Published by MIT
Friday, January 20, 2012
By Peter Fairley
Well shutdowns prompted by fracking-induced seismicity may inspire technology tweaks.
Geophysicists are increasingly certain that expanding production of shale gas is responsible for a spate of minor earthquakes that have upset some communities and prompted authorities in Arkansas, Ohio, Oklahoma, and the U.K. to shut down some natural-gas operations. The question now, say the experts, is whether the underground operations causing the trouble should be scaled back or more closely monitored to minimize future quakes—and whether the relatively small quakes may yet have the potential to trigger truly destructive ones.
At least one shale gas producer is already talking change: U.K.-based Cuadrilla Resources, whose first project set off quakes near Blackpool last year.
Shale gas operations generate microseismicity in two ways. One is through hydraulic fracturing, or "fracking," the underground blasts of water, sand, and chemicals used to release the natural gas trapped within shale deposits. Fracking is how Cuadrilla caused a quake that measured 2.3 on the Richter scale last April, according to an analysis by the firm's geophysical consultants.
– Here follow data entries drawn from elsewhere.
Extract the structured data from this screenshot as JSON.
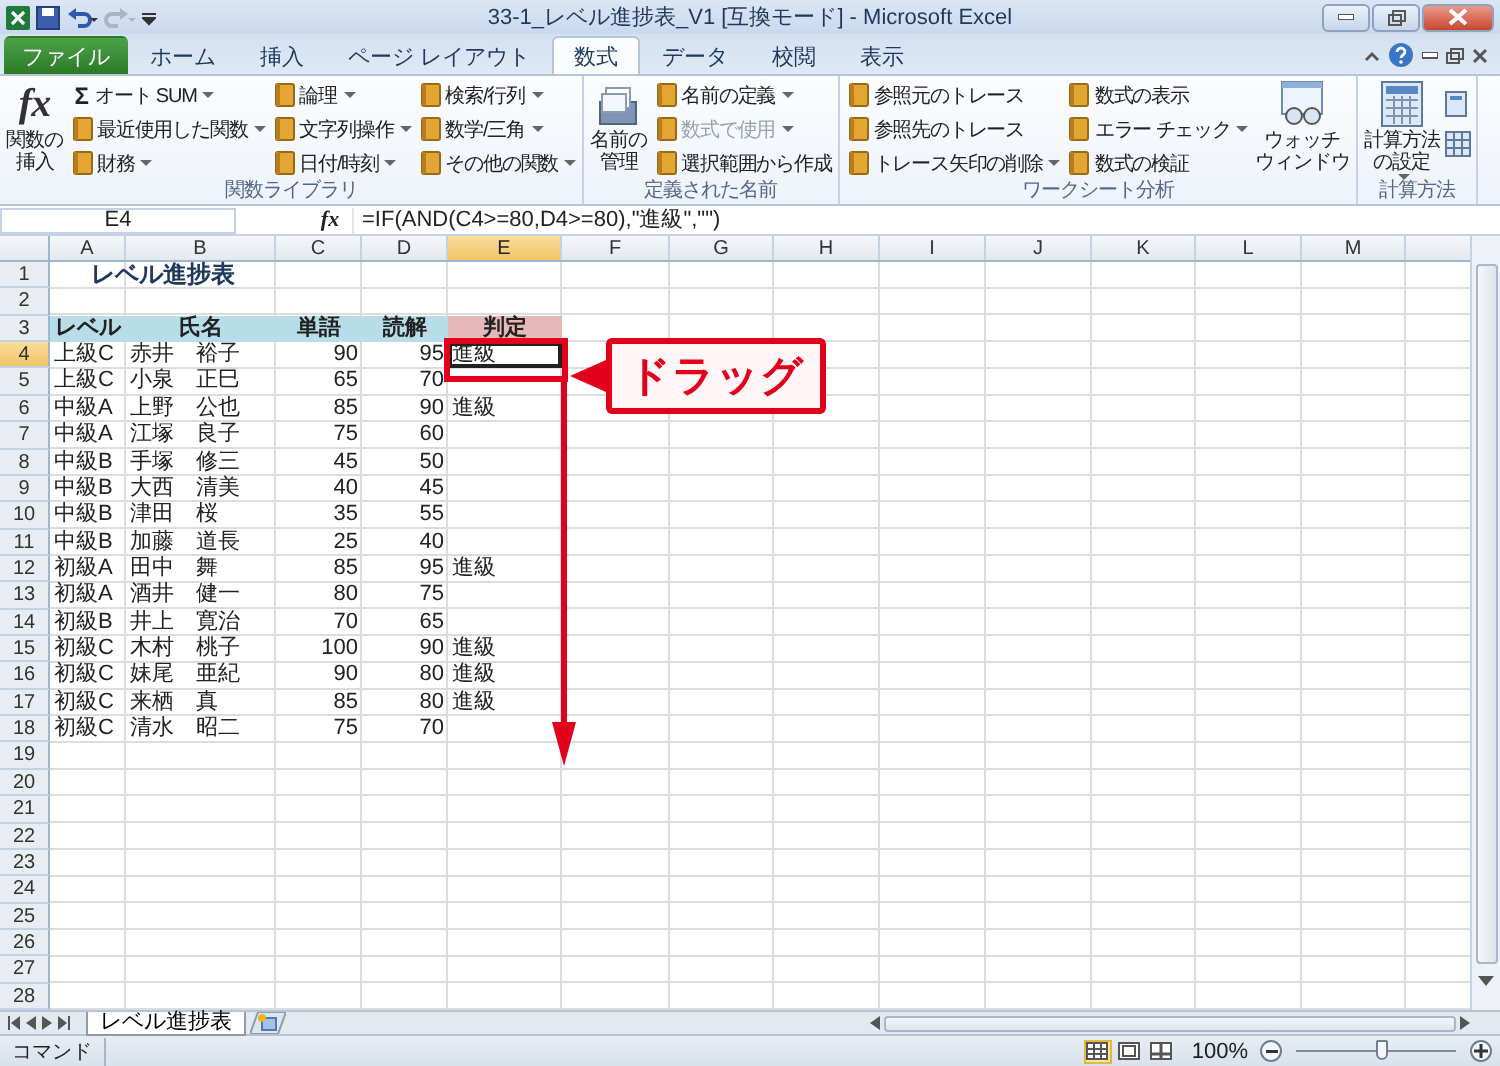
{
  "window": {
    "title": "33-1_レベル進捗表_V1  [互換モード]  -  Microsoft Excel"
  },
  "tabs": [
    {
      "label": "ファイル",
      "selected": false,
      "kind": "file"
    },
    {
      "label": "ホーム",
      "selected": false,
      "kind": "tab"
    },
    {
      "label": "挿入",
      "selected": false,
      "kind": "tab"
    },
    {
      "label": "ページ レイアウト",
      "selected": false,
      "kind": "tab"
    },
    {
      "label": "数式",
      "selected": true,
      "kind": "tab"
    },
    {
      "label": "データ",
      "selected": false,
      "kind": "tab"
    },
    {
      "label": "校閲",
      "selected": false,
      "kind": "tab"
    },
    {
      "label": "表示",
      "selected": false,
      "kind": "tab"
    }
  ],
  "ribbon": {
    "groups": [
      {
        "label": "関数ライブラリ",
        "content": [
          {
            "kind": "large",
            "symbol": "fx",
            "lines": [
              "関数の",
              "挿入"
            ],
            "dropdown": false
          },
          {
            "kind": "stack",
            "items": [
              {
                "symbol": "Σ",
                "label": "オート SUM",
                "dropdown": true,
                "disabled": false
              },
              {
                "label": "最近使用した関数",
                "dropdown": true,
                "disabled": false
              },
              {
                "label": "財務",
                "dropdown": true,
                "disabled": false
              }
            ]
          },
          {
            "kind": "stack",
            "items": [
              {
                "label": "論理",
                "dropdown": true,
                "disabled": false
              },
              {
                "label": "文字列操作",
                "dropdown": true,
                "disabled": false
              },
              {
                "label": "日付/時刻",
                "dropdown": true,
                "disabled": false
              }
            ]
          },
          {
            "kind": "stack",
            "items": [
              {
                "label": "検索/行列",
                "dropdown": true,
                "disabled": false
              },
              {
                "label": "数学/三角",
                "dropdown": true,
                "disabled": false
              },
              {
                "label": "その他の関数",
                "dropdown": true,
                "disabled": false
              }
            ]
          }
        ]
      },
      {
        "label": "定義された名前",
        "content": [
          {
            "kind": "large",
            "lines": [
              "名前の",
              "管理"
            ],
            "dropdown": false
          },
          {
            "kind": "stack",
            "items": [
              {
                "label": "名前の定義",
                "dropdown": true,
                "disabled": false
              },
              {
                "label": "数式で使用",
                "dropdown": true,
                "disabled": true
              },
              {
                "label": "選択範囲から作成",
                "dropdown": false,
                "disabled": false
              }
            ]
          }
        ]
      },
      {
        "label": "ワークシート分析",
        "content": [
          {
            "kind": "stack",
            "items": [
              {
                "label": "参照元のトレース",
                "dropdown": false,
                "disabled": false
              },
              {
                "label": "参照先のトレース",
                "dropdown": false,
                "disabled": false
              },
              {
                "label": "トレース矢印の削除",
                "dropdown": true,
                "disabled": false
              }
            ]
          },
          {
            "kind": "stack",
            "items": [
              {
                "label": "数式の表示",
                "dropdown": false,
                "disabled": false
              },
              {
                "label": "エラー チェック",
                "dropdown": true,
                "disabled": false
              },
              {
                "label": "数式の検証",
                "dropdown": false,
                "disabled": false
              }
            ]
          },
          {
            "kind": "large",
            "lines": [
              "ウォッチ",
              "ウィンドウ"
            ],
            "dropdown": false
          }
        ]
      },
      {
        "label": "計算方法",
        "content": [
          {
            "kind": "large",
            "lines": [
              "計算方法",
              "の設定"
            ],
            "dropdown": true
          },
          {
            "kind": "icons"
          }
        ]
      }
    ]
  },
  "formula_bar": {
    "name_box": "E4",
    "symbol": "fx",
    "formula": "=IF(AND(C4>=80,D4>=80),\"進級\",\"\")"
  },
  "columns": [
    {
      "label": "A",
      "selected": false
    },
    {
      "label": "B",
      "selected": false
    },
    {
      "label": "C",
      "selected": false
    },
    {
      "label": "D",
      "selected": false
    },
    {
      "label": "E",
      "selected": true
    },
    {
      "label": "F",
      "selected": false
    },
    {
      "label": "G",
      "selected": false
    },
    {
      "label": "H",
      "selected": false
    },
    {
      "label": "I",
      "selected": false
    },
    {
      "label": "J",
      "selected": false
    },
    {
      "label": "K",
      "selected": false
    },
    {
      "label": "L",
      "selected": false
    },
    {
      "label": "M",
      "selected": false
    }
  ],
  "rows": [
    {
      "header": "1",
      "selected": false,
      "cells": [
        {
          "text": "レベル進捗表",
          "kind": "title"
        }
      ]
    },
    {
      "header": "2",
      "selected": false
    },
    {
      "header": "3",
      "selected": false,
      "cells": [
        {
          "text": "レベル",
          "kind": "heading",
          "color": "#b7dee8"
        },
        {
          "text": "氏名",
          "kind": "heading",
          "color": "#b7dee8"
        },
        {
          "text": "単語",
          "kind": "heading",
          "color": "#b7dee8"
        },
        {
          "text": "読解",
          "kind": "heading",
          "color": "#b7dee8"
        },
        {
          "text": "判定",
          "kind": "heading",
          "color": "#e6b9b8"
        }
      ]
    },
    {
      "header": "4",
      "selected": true,
      "cells": [
        {
          "text": "上級C",
          "kind": "text"
        },
        {
          "text": "赤井　裕子",
          "kind": "text"
        },
        {
          "text": "90",
          "kind": "number"
        },
        {
          "text": "95",
          "kind": "number"
        },
        {
          "text": "進級",
          "kind": "text"
        }
      ]
    },
    {
      "header": "5",
      "selected": false,
      "cells": [
        {
          "text": "上級C",
          "kind": "text"
        },
        {
          "text": "小泉　正巳",
          "kind": "text"
        },
        {
          "text": "65",
          "kind": "number"
        },
        {
          "text": "70",
          "kind": "number"
        }
      ]
    },
    {
      "header": "6",
      "selected": false,
      "cells": [
        {
          "text": "中級A",
          "kind": "text"
        },
        {
          "text": "上野　公也",
          "kind": "text"
        },
        {
          "text": "85",
          "kind": "number"
        },
        {
          "text": "90",
          "kind": "number"
        },
        {
          "text": "進級",
          "kind": "text"
        }
      ]
    },
    {
      "header": "7",
      "selected": false,
      "cells": [
        {
          "text": "中級A",
          "kind": "text"
        },
        {
          "text": "江塚　良子",
          "kind": "text"
        },
        {
          "text": "75",
          "kind": "number"
        },
        {
          "text": "60",
          "kind": "number"
        }
      ]
    },
    {
      "header": "8",
      "selected": false,
      "cells": [
        {
          "text": "中級B",
          "kind": "text"
        },
        {
          "text": "手塚　修三",
          "kind": "text"
        },
        {
          "text": "45",
          "kind": "number"
        },
        {
          "text": "50",
          "kind": "number"
        }
      ]
    },
    {
      "header": "9",
      "selected": false,
      "cells": [
        {
          "text": "中級B",
          "kind": "text"
        },
        {
          "text": "大西　清美",
          "kind": "text"
        },
        {
          "text": "40",
          "kind": "number"
        },
        {
          "text": "45",
          "kind": "number"
        }
      ]
    },
    {
      "header": "10",
      "selected": false,
      "cells": [
        {
          "text": "中級B",
          "kind": "text"
        },
        {
          "text": "津田　桜",
          "kind": "text"
        },
        {
          "text": "35",
          "kind": "number"
        },
        {
          "text": "55",
          "kind": "number"
        }
      ]
    },
    {
      "header": "11",
      "selected": false,
      "cells": [
        {
          "text": "中級B",
          "kind": "text"
        },
        {
          "text": "加藤　道長",
          "kind": "text"
        },
        {
          "text": "25",
          "kind": "number"
        },
        {
          "text": "40",
          "kind": "number"
        }
      ]
    },
    {
      "header": "12",
      "selected": false,
      "cells": [
        {
          "text": "初級A",
          "kind": "text"
        },
        {
          "text": "田中　舞",
          "kind": "text"
        },
        {
          "text": "85",
          "kind": "number"
        },
        {
          "text": "95",
          "kind": "number"
        },
        {
          "text": "進級",
          "kind": "text"
        }
      ]
    },
    {
      "header": "13",
      "selected": false,
      "cells": [
        {
          "text": "初級A",
          "kind": "text"
        },
        {
          "text": "酒井　健一",
          "kind": "text"
        },
        {
          "text": "80",
          "kind": "number"
        },
        {
          "text": "75",
          "kind": "number"
        }
      ]
    },
    {
      "header": "14",
      "selected": false,
      "cells": [
        {
          "text": "初級B",
          "kind": "text"
        },
        {
          "text": "井上　寛治",
          "kind": "text"
        },
        {
          "text": "70",
          "kind": "number"
        },
        {
          "text": "65",
          "kind": "number"
        }
      ]
    },
    {
      "header": "15",
      "selected": false,
      "cells": [
        {
          "text": "初級C",
          "kind": "text"
        },
        {
          "text": "木村　桃子",
          "kind": "text"
        },
        {
          "text": "100",
          "kind": "number"
        },
        {
          "text": "90",
          "kind": "number"
        },
        {
          "text": "進級",
          "kind": "text"
        }
      ]
    },
    {
      "header": "16",
      "selected": false,
      "cells": [
        {
          "text": "初級C",
          "kind": "text"
        },
        {
          "text": "妹尾　亜紀",
          "kind": "text"
        },
        {
          "text": "90",
          "kind": "number"
        },
        {
          "text": "80",
          "kind": "number"
        },
        {
          "text": "進級",
          "kind": "text"
        }
      ]
    },
    {
      "header": "17",
      "selected": false,
      "cells": [
        {
          "text": "初級C",
          "kind": "text"
        },
        {
          "text": "来栖　真",
          "kind": "text"
        },
        {
          "text": "85",
          "kind": "number"
        },
        {
          "text": "80",
          "kind": "number"
        },
        {
          "text": "進級",
          "kind": "text"
        }
      ]
    },
    {
      "header": "18",
      "selected": false,
      "cells": [
        {
          "text": "初級C",
          "kind": "text"
        },
        {
          "text": "清水　昭二",
          "kind": "text"
        },
        {
          "text": "75",
          "kind": "number"
        },
        {
          "text": "70",
          "kind": "number"
        }
      ]
    },
    {
      "header": "19",
      "selected": false
    },
    {
      "header": "20",
      "selected": false
    },
    {
      "header": "21",
      "selected": false
    },
    {
      "header": "22",
      "selected": false
    },
    {
      "header": "23",
      "selected": false
    },
    {
      "header": "24",
      "selected": false
    },
    {
      "header": "25",
      "selected": false
    },
    {
      "header": "26",
      "selected": false
    },
    {
      "header": "27",
      "selected": false
    },
    {
      "header": "28",
      "selected": false
    }
  ],
  "callout": {
    "text": "ドラッグ"
  },
  "sheet_tabs": [
    {
      "label": "レベル進捗表",
      "selected": true
    }
  ],
  "status_bar": {
    "mode": "コマンド",
    "views": [
      {
        "kind": "normal",
        "selected": true
      },
      {
        "kind": "page-layout",
        "selected": false
      },
      {
        "kind": "page-break",
        "selected": false
      }
    ],
    "zoom": "100%",
    "zoom_slider": {
      "level": 0.54
    }
  }
}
Isn't it about time the industry pulls its ugly head out of the hole in the ground and admit that 'unconventional methods' are not sound science? It's perfectly clear to us that you cannot control nature, thus you cannot control the outcome(s) from unconventional methods.
unconventional methods = unconventional outcomes